Learn how to migrate from Popper v2 to Floating UI.
Rebranding: The library was rebranded as it offers more packages and functionality, like the new React package that provides interactions, while Popper only ever offered positioning.
New API: The goal of the new API was to make Floating UI lower-level and act more like CSS in which you progressively add properties to achieve the desired positioning behavior, without pre-configuring anything.
In addition, we wanted to make the configuration more ergonomic, the library smaller and fully tree-shakeable (so new features don’t bloat bundles if unused), and also wanted to support React Native/Canvas as they had been requested, which is now supported.
Different, but familiar: Floating UI forked Popper 2 and shares a lot of similarities. While the main external positioning function changed, many other parts of the API are similar.
- The order of arguments and types of the positioning function are practically identical.
strategyare the same, passed as a third argument options object.
middlewarein Floating UI is conceptually similar to
modifiersfrom Popper 2.
- Options passed to middleware have very similar configuration as
Popper 2, and APIs like
detectOverflowand virtual elements are almost identical.
First thing’s first, uninstall
@popperjs/core and install
Popper applied styles and added modifiers for you by default. Floating UI on the other hand is completely bare bones — you add what you need with nothing pre-configured.
In Popper, you called
createPopper() like so and it would
place the popper element at the bottom for you automatically.

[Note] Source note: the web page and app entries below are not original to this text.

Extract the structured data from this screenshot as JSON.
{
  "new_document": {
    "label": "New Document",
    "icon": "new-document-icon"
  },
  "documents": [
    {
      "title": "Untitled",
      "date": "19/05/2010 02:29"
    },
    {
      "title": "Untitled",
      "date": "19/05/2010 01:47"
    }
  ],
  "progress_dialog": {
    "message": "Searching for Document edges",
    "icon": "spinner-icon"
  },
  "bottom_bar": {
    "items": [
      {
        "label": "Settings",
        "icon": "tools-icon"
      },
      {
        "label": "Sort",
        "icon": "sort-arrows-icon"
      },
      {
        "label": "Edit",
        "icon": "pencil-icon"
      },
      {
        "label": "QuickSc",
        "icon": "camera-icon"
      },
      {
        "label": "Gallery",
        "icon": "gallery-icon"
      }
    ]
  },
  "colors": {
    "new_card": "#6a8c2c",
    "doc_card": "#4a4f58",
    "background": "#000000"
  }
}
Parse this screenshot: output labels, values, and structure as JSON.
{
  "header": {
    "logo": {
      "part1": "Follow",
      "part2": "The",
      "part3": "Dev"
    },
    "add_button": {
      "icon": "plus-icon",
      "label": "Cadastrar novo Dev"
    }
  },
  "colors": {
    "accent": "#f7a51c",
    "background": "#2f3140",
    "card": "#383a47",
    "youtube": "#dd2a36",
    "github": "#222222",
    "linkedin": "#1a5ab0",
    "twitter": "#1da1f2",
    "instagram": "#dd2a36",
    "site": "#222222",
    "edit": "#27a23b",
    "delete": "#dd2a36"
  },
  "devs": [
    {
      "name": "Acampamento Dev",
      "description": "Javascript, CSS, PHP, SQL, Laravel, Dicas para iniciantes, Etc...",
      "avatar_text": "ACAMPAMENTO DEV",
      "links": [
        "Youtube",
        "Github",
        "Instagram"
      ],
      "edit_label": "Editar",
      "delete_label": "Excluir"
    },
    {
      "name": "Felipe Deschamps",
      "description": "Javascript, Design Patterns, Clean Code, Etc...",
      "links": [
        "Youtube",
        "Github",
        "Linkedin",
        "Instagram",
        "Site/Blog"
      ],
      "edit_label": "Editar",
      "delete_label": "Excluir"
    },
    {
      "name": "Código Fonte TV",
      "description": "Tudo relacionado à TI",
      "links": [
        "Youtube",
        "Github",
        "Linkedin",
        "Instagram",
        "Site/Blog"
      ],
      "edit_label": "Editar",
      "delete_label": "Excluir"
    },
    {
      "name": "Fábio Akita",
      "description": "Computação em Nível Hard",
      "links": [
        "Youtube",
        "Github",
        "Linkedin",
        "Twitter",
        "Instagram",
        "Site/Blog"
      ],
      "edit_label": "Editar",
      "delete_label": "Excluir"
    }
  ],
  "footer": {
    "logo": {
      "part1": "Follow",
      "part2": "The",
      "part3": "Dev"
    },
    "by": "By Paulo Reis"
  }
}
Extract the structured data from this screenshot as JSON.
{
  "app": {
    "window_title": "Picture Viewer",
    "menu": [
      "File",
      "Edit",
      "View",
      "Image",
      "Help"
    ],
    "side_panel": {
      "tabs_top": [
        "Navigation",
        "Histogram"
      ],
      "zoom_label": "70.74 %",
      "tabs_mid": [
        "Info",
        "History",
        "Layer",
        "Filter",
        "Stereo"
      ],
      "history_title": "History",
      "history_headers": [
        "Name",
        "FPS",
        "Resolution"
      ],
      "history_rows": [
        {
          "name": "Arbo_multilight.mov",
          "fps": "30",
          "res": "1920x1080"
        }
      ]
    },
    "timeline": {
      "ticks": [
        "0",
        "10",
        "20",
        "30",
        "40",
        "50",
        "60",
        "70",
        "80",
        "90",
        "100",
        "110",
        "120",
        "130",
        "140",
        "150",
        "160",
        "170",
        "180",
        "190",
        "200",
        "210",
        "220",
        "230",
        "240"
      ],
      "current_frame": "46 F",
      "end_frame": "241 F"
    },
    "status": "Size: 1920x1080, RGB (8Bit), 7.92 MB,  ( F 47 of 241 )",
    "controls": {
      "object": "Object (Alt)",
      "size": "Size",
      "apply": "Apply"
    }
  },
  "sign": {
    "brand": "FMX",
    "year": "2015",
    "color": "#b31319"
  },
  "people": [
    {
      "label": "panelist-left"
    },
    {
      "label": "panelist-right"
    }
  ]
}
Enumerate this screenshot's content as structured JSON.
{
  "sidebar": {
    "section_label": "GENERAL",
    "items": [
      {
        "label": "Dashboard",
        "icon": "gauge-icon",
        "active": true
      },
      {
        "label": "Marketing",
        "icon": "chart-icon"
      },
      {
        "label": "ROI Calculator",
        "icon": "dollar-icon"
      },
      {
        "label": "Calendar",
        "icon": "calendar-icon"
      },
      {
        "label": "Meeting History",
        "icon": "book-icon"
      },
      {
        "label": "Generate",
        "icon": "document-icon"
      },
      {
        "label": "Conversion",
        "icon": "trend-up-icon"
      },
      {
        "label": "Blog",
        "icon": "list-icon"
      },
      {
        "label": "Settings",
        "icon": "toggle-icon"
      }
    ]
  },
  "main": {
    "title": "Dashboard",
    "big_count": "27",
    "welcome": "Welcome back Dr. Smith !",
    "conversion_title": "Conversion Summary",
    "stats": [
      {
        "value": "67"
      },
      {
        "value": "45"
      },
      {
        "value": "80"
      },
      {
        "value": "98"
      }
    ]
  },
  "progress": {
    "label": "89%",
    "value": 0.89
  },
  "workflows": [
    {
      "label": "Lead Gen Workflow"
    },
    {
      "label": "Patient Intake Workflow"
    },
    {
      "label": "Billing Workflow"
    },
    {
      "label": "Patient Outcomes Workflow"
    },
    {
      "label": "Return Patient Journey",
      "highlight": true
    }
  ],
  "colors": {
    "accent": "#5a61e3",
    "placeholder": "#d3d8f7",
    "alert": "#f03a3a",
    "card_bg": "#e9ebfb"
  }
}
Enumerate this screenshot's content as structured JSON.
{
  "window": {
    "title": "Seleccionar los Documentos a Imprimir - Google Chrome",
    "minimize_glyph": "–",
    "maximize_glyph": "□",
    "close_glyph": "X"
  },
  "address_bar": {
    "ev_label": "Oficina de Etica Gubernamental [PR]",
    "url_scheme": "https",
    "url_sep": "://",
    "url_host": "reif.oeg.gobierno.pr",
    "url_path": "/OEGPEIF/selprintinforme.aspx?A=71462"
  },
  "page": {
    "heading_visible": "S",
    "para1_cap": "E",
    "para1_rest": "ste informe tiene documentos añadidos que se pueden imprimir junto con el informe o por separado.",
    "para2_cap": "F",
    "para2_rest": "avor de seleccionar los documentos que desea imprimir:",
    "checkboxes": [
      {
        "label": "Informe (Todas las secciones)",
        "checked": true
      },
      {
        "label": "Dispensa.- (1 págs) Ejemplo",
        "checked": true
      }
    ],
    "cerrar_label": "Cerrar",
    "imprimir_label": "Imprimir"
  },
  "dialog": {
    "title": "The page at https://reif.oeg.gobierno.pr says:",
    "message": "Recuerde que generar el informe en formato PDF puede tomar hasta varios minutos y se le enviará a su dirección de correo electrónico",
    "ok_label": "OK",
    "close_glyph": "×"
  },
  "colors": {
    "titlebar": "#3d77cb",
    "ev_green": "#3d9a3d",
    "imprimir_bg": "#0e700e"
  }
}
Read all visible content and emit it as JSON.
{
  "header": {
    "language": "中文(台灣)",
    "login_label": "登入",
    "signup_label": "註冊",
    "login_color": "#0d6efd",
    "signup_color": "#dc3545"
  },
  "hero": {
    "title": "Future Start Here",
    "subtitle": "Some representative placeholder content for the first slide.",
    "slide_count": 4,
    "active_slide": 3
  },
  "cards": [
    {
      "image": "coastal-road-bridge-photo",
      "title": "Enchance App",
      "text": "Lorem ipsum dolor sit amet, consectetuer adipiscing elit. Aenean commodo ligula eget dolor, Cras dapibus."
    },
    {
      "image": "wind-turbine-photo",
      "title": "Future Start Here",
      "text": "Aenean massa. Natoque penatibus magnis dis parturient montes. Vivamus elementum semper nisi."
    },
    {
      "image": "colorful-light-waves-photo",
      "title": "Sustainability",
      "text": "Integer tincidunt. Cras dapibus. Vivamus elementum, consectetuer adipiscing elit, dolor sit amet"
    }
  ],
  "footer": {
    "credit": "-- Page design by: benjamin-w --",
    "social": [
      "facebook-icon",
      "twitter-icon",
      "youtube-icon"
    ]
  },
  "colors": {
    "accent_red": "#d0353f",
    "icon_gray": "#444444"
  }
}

Floating UI does not apply styles or add modifiers (now more generically called middleware) for you. Instead it’s pure and only returns data that you can use as you please.
Set up the initial styles on the floating element in your CSS:
Then, apply the coordinates using the positioning data resolved by the function:
Read more about
computePosition() is not stateful, it only positions your
Popper added listeners automatically to update the position on scroll and resize. In Floating UI, you add this yourself, and it’s much more explicit that it needs to be cleaned up:
Floating UI also adds
ResizeObserver listeners by
default, unlike Popper, handling an additional update edge case.
Read more about
Floating UI honors the
placement you passed in and does
not modify it by default:
Even if the floating element will overflow the top of the screen, it will still be placed and anchored there.
If you’d like to directly match Popper’s default behavior to
prevent collisions, add in
limitShift() in the following order:
Unlike Popper 2, the order of the array matters and is not adjusted for you. The Middleware page explains the concept in detail. Essentially, if you place one of the middleware before or after another, the positioning result can change. This helps enable full control as sometimes you want different behavior based on the ordering.
preventOverflow modifier from Popper is now called
This is because technically many modifiers in Popper 2 “prevented
overflow”, which does not describe what it is actually doing
You’ll hopefully notice the API is much more ergonomic at the point of the function call.
A lot of the options passed in to middleware options are similar or the same as Popper 2. To learn about their options, you can read their pages on the sidebar on the left.
In Popper you could add a
inside your popper and it’d automatically be picked up and
As Floating UI is pure, you now handle these styles yourself, and
you always pass an element in manually. You can read more about
this on the
arrow middleware page.
In Popper 2, this was part of
flip but now it’s separate and is
no longer a string option for
detectOverflow() must now be called with the
await keyword before it but accepts the same options
as Popper 2 with minor differences.
If you think something is missing or are confused, you can open a Discussion on the GitHub repo and we’ll try to improve this page.